According to reports, Mitt Romney had surgery to treat prostate cancer. Drew Angerer/Getty Images

Former governor of Massachusetts and Republican presidential nominee Mitt Romney received treatment for prostate cancer this summer, according to reports Monday from CNN, the Washington Post, CBS News and other news sites.

Related: Will Mitt Romney Become Senator for Utah?

In a statement to the Washington Post, an unidentified Romney aide told the paper, "Last year, Governor Mitt Romney was diagnosed with slow-growing prostate cancer. The cancer was removed surgically and found not to have spread beyond the prostate."

A second source also talked to the paper about Romney's condition with the promise of anonymity. "Mitt Romney was treated over the summer for prostate cancer," the source told the paper. "He was treated surgically by Dr. Thomas Ahlering at UC Irvine Hospital in California. His prognosis is very good. He was treated successfully."

An unidentified source also spoke to CBS, which tweeted the breaking news. There were no other details about Romney's diagnosis.

NEW: Former GOP presidential nominee Mitt Romney was diagnosed with "slow-growing prostate cancer" last year, a Romney aide tells @MajorCBS; "the cancer was removed surgically and found not to have spread beyond the prostate."

— CBS News (@CBSNews) January 8, 2018

The National Institute of Health estimates that one in seven men will be diagnosed with the disease at some point in their lives.

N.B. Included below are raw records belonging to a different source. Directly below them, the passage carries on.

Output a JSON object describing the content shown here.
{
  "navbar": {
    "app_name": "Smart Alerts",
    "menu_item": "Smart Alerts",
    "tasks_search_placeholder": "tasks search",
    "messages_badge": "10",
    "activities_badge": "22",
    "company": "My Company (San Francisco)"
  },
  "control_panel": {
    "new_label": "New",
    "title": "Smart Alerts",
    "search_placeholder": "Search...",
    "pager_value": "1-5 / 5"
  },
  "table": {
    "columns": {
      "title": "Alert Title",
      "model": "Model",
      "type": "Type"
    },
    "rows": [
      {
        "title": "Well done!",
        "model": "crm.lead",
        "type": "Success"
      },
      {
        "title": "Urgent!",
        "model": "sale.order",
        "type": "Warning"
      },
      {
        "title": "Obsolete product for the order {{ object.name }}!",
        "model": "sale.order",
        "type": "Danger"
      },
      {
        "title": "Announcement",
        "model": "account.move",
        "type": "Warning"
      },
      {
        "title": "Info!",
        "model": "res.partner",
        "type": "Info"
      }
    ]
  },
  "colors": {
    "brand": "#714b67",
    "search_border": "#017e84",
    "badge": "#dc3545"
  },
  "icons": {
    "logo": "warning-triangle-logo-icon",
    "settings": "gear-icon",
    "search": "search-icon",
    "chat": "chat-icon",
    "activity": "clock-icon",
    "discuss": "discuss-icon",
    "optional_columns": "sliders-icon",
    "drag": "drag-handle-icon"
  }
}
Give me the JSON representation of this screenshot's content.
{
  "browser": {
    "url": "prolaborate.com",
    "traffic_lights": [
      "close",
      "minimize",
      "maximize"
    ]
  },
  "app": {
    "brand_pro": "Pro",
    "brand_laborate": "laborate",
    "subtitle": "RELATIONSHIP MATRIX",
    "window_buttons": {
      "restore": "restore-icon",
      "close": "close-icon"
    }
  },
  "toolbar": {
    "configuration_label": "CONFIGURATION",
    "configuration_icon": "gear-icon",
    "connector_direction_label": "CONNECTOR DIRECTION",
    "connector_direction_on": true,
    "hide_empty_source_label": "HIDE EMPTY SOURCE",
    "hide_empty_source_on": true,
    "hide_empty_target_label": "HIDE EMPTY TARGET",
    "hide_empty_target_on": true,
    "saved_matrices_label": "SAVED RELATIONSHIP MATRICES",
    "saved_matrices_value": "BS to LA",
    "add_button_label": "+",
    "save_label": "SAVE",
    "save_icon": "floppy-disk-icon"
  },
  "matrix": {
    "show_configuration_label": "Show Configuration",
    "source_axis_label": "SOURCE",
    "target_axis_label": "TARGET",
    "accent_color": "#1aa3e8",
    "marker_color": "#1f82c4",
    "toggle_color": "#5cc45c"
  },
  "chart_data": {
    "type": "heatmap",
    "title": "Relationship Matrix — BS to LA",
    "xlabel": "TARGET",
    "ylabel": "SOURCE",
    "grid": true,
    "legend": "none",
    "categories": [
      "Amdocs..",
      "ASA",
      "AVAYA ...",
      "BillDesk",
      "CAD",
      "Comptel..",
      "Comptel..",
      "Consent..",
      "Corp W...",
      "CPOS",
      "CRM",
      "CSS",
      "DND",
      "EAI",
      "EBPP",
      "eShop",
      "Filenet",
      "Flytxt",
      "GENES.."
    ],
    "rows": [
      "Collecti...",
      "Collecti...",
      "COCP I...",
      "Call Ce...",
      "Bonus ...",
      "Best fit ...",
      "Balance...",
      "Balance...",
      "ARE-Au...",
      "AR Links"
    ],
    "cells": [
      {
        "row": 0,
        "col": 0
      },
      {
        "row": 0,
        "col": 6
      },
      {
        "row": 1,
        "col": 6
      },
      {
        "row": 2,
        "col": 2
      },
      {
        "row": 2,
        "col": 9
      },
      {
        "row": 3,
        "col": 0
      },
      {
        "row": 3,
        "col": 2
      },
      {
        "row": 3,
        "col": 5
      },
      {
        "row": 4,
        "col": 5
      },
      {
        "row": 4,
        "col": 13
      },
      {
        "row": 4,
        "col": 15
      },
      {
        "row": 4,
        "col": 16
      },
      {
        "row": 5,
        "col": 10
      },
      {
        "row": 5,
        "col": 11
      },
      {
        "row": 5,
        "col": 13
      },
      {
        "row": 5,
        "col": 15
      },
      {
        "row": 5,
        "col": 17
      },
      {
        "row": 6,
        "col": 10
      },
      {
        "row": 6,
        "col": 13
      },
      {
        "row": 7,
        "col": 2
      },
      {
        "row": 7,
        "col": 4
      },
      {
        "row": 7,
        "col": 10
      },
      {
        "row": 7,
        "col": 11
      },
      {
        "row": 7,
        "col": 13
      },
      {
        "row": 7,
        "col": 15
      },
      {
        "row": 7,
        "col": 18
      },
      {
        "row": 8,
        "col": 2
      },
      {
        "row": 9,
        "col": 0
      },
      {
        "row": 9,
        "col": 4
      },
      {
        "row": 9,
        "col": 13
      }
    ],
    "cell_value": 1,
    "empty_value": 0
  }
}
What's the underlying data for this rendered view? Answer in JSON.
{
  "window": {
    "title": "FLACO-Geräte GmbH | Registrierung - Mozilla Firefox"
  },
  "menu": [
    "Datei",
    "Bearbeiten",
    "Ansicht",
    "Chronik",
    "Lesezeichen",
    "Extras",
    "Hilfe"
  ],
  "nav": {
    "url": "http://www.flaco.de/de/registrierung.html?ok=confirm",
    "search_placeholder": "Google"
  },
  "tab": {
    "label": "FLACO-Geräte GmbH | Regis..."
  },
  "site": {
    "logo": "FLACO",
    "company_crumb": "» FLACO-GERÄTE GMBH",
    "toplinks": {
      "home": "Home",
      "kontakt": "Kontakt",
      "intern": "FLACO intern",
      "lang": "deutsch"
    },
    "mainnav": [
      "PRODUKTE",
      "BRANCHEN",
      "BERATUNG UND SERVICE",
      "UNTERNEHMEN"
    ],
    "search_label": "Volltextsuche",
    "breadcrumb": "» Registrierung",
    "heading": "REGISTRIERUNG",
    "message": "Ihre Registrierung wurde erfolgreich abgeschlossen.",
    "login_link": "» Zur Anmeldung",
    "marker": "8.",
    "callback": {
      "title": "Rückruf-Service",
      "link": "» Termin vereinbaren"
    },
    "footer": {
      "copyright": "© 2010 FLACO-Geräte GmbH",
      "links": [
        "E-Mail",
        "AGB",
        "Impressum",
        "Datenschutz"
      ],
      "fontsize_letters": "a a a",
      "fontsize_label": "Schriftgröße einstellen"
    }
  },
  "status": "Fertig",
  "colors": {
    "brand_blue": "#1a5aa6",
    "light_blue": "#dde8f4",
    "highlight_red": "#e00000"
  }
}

According to Dr. David Agus, director of the National Cancer Institute Physical Sciences in Oncology Center at the University of Southern California, the disorder is the most common form of non-skin cancer in men. He explained to Newsweek that the severity of the disease ranges. While some may live for years without treatment, roughly 35,000 men die annually from the disease.

Agus said the seriousness of the condition is based on two areas: How much cancer is present and whether the disease spread to the lymph nodes. According to the doctor, surgery or radiation are the most common treatment options, but neither is better than the other.

"Some patients just say, 'I want it out of me,'" he told Newsweek. "They're both equivalent." Research looking at post-treatment success within a few years shows similar outcomes.

Agus said the cancer is simply managed by treatments, not cured. "But the truth is, nobody in my mind is ever cured of a cancer," he said.

He said older men with more health problems often turn to radiation over surgery. Agus was not aware of Romney's particular case or treatment plan.

Romney remained mum Monday amid reports of his surgery. Agus said talking about a cancer diagnosis is important so it's not a taboo topic.

"Any time someone says pubically you have cancer, to me, they're heroes," Agus said.